The creative writing industry is growing and thriving in India and abroad. This has sparked the debate about whether creative writing can be taught. Is it a talent you naturally possess or a skill you must acquire? Amidst the pandemic, several organizations like us have taken their operations online to mentor and build budding writers. Read as our editors and mentors Tara Khandelwal, Michelle D’costa, Rheea Mukherjee and Tashan Mehta weigh in on the debate.

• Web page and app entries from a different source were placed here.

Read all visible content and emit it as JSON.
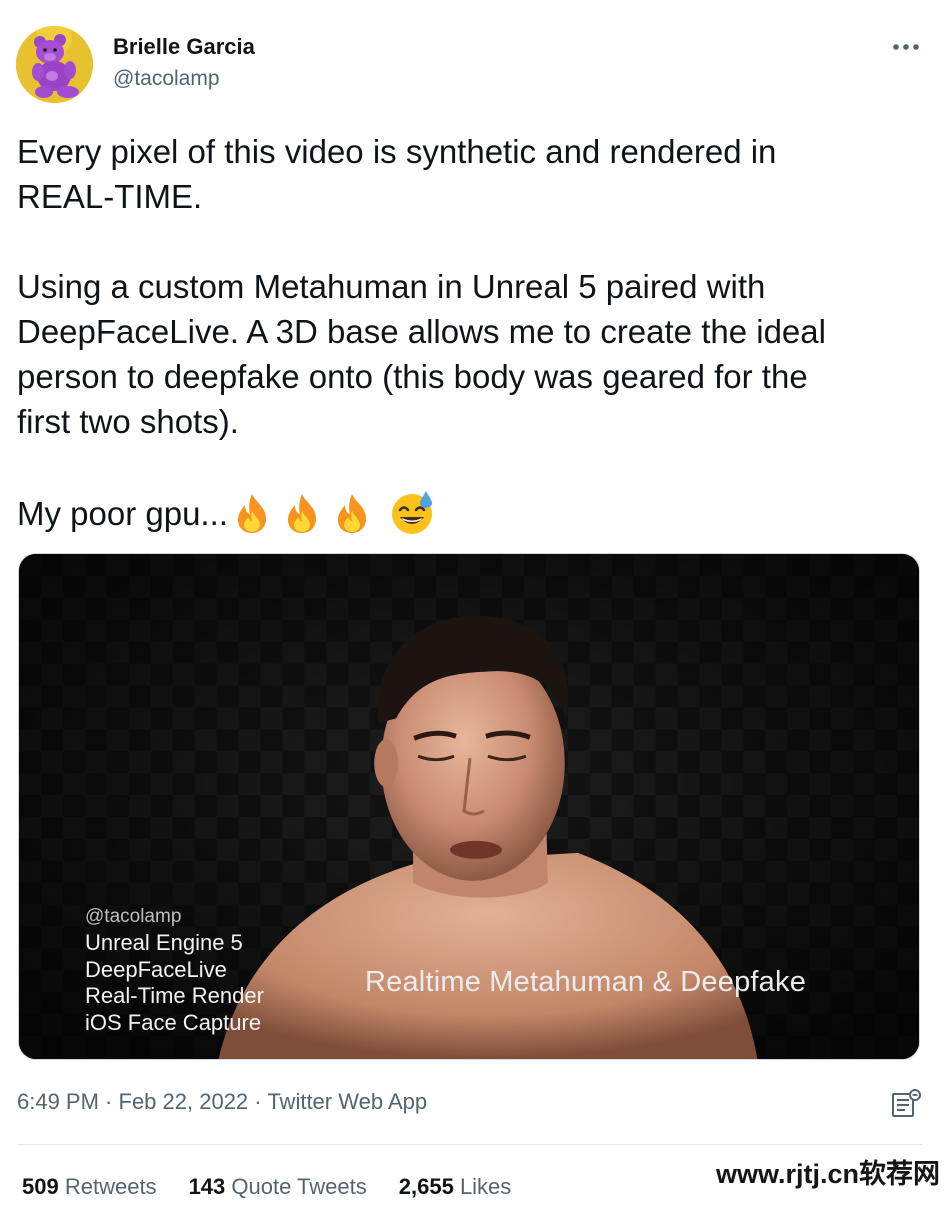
{
  "author": {
    "display_name": "Brielle Garcia",
    "handle": "@tacolamp",
    "avatar_icon": "purple-teddy-bear-avatar"
  },
  "tweet": {
    "lines_para1": [
      "Every pixel of this video is synthetic and rendered in",
      "REAL-TIME."
    ],
    "lines_para2": [
      "Using a custom Metahuman in Unreal 5 paired with",
      "DeepFaceLive. A 3D base allows me to create the ideal",
      "person to deepfake onto (this body was geared for the",
      "first two shots)."
    ],
    "para3_text": "My poor gpu...",
    "para3_emojis": [
      "fire-emoji",
      "fire-emoji",
      "fire-emoji",
      "sweat-smile-emoji"
    ]
  },
  "media": {
    "overlay_handle": "@tacolamp",
    "overlay_lines": [
      "Unreal Engine 5",
      "DeepFaceLive",
      "Real-Time Render",
      "iOS Face Capture"
    ],
    "overlay_title": "Realtime Metahuman & Deepfake"
  },
  "meta": {
    "time": "6:49 PM",
    "date": "Feb 22, 2022",
    "source": "Twitter Web App",
    "separator": " · "
  },
  "stats": {
    "retweets_count": "509",
    "retweets_label": "Retweets",
    "quotes_count": "143",
    "quotes_label": "Quote Tweets",
    "likes_count": "2,655",
    "likes_label": "Likes"
  },
  "watermark": {
    "text": "www.rjtj.cn软荐网"
  },
  "colors": {
    "text_primary": "#0f1419",
    "text_secondary": "#536471",
    "divider": "#e3e8eb"
  }
}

Tara Khandelwal: Every art form can be taught. It has its own rules and it’s important to understand the basics before going ahead and experimenting with form and structure. Talent and hard work pushes you over the edge but understanding the basics is important. So yes I do think that creative writing can be taught and I also think the role of the editor is really interesting because oftentimes the editor will go beyond the basics. It is a collaboration with the writer and that’s the part that I enjoy the most. As the founder of Bound, I was really intrigued by the idea of teaching and providing skill building for creative professionals because I believe with a good foundation you can then go ahead and create something really interesting. Often it is counter-intuitive that people think that writing is just stream of consciousness and sure you can learn by doing but there is no harm in having a solid backing and foundation to help you build your skills.
Michelle D’costa: I think every aspiring writer requires a supportive infrastructure to hone their writing, whether it is learning the technical skills of the craft or cultivating a mindset to be receptive to peer feedback. I think writing workshops and classes really help in creating an atmosphere for writing in your life, like not just a writing discipline but it also shows you what you can do right and where you can go wrong. By getting guidance from established writers on what you can do better, you can save your time and you can achieve your dream rather than struggling on your own. Writing is an isolating task in itself, so discussing your work with people, figuring out what processes work for you really helps and I can say that because I am a writer myself and I do not know where I would have been if I didn’t have beta readers and mentors.
Rheea Mukherjee: When it comes to ‘teaching’ creative writing, I think it’s a space where we can bring attention and presence to craft. Understanding how our creativity can be channelled into tighter narratives while also understanding that while we can study all the rules, the pursuit of original writing comes from breaking some of them. My classes focus on how we all teach each other things and reveal perspectives that usually don’t come to light unless we’re sitting in a class being vulnerable and hungry to learn and unlearn together.
Tashan Mehta: I’ve always been a firm proponent of the idea that creative writing can’t be taught; not because it’s some magical and mysterious craft but because it’s so unique to the creator that any course or workshop runs the risk of limiting what is possible. Yet I’ve been a student of creative writing myself and later in my career, mentor, and I’ve been privileged to see how the act of simply coming together to learn what deeply matters to us can create far-reaching transformations. It’s not just about the fellow writers you meet or what you learn about the craft. It’s an act of simply sitting together and pouring attention into a practice that’s intrinsically human – a practice of self-expression and communication, of singularity and togetherness – that creates something wondrous.
For the past two years at Bound, we have been conducting writing retreats that focus on creating writing communities and forming lasting connections. This year we decided to take the retreat virtual and are pleased to present the first Bound Virtual Writers’ Retreat. The retreat is not meant to teach you to write but to create an environment that stimulates and facilitates your writing process. Guided mentorship and peer feedback allow you to evolve as a writer. We work with small batches of just 12 writers who are chosen according to who we think will benefit the most out of the experience. Through immersive and intensive workshops spread over weeks, we work together to take a manuscript from ideation to completion. For more details on the retreat and to apply click here.